Private schools have made the news as an alternative to public schools, but increasing numbers of Vermont parents find homeschools are an attractive additional option.
Vermont’s public school students have exhibited declining proficiency scores, compounding parental concerns about illegal drug use, anxiety, disciplinary and bullying threats, COVID measures, and ideological indoctrination of novel gender and race “theories.”
Homeschooling provides an affordable and trustworthy option for families who favor parental control over what — and where — their children are taught.
Vermont’s public schools have experienced declining student enrollment for decades. The government narrative is that many young people are moving out of state and thus not raising their children here.
“There’s so many factors at play, right? The overall narrative about declining enrollment has been that just young Vermonters are less likely to want to live in Vermont than they were in previous generations.” Ted Fisher, an Agency of Education spokesperson, told VTDigger in an interview in 2021.
A dramatic increase in homeschooling was witnessed when COVID struck – when schools closed, families were widely left with the choice of either homeschooling, or leaving their kids untaught. Essentially, every student in Vermont became a homeschooler, overnight. As the pandemic abated, many families returned their kids to public schools.
But the trend toward increased homeschooling has prevailed. Retta Dunlap, an advocate of homeschooling for decades, is founder of Vermont Home Education Network. She has tracked these numbers closely.
According to Dunlap, about 2,300 kids enrolled in home study prior to the pandemic. During the pandemic the number rose to more than 5,000 kids enrolled. It now sits at about 3,000 kids.
The Agency of Education has clearly taken note of this trend. The agency’s new Family Engagement Council specifically recognizes the need for feedback from this growing cadre of child educators. Members of the panel “must be a parent, guardian, or family member who is the primary caregiver of a student enrolled in a Vermont school or Home Study program.”

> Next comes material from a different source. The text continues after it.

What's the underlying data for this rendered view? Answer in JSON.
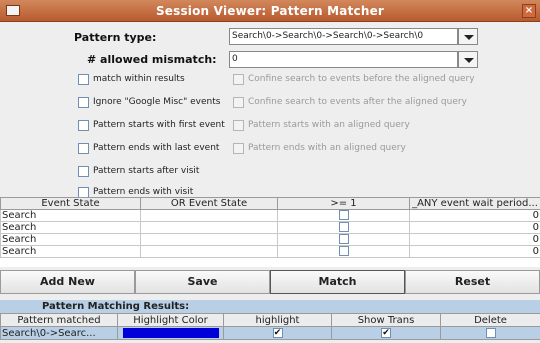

There are other reasons more parents see homeschooling as an attractive option for their kids. Recent controversies, such as the girls’ changing room incident at Randolph Union High School, have doubtless fueled concerns about evolving school policies. In addition, COVID is credited with adversely impacting test scores, but it also exposed more parents to what students are being taught. Many parents are alarmed that educational time and resources are being diverted away from instruction in core learning areas toward ideological conditioning, social-emotional learning, and other novel changes.
Retta Dunlap emphasizes that the common impetus for the homeschooling decision is parental control.
“What turns a family to homeschool their child is as varied as the families,” she said. “I know that in the past a lack of education, bullying, special ed issues, and more recently Covid were the reasons. When parents turn to homeschooling, most of them are of the same mindset that they can do it better than the public schools, or they would not make such a choice.”
Dunlap said she hasn’t heard parents discuss critical race, gender, or pronouns as reasons to homeschool, and she tries to keep “homeschooling away from politics as much as possible.”
Vermont’s home study provisions are detailed in 16 V.S.A. § 166b. There do not appear to be any legislative initiatives intended to undermine homeschooling rights, and the Agency of Education affirms that “every family in Vermont has the right to educate their own children.”
Dunlap said she is confident that the homeschooling creed is alive and well, and here to stay, in the Green Mountains.
“Homeschooling in Vermont is not left or right. It stands apart from all that,” she said. “…We can all stand together to protect a parent’s right to direct the education of their own children. No one political point of view is allowed to claim it as their own.
“I have fiercely defended the neutrality of homeschooling in Vermont as it is the only way we can protect it by speaking with one voice even though we come from different points of view. Over the years many have tried to co-opt the homeschooling movement, as it is strong, but we are a one issue collection of like minded people when it comes to educating our own children.”
John Klar is an attorney and farmer residing in Brookfield. © Copyright True North Reports 2022. All rights reserved.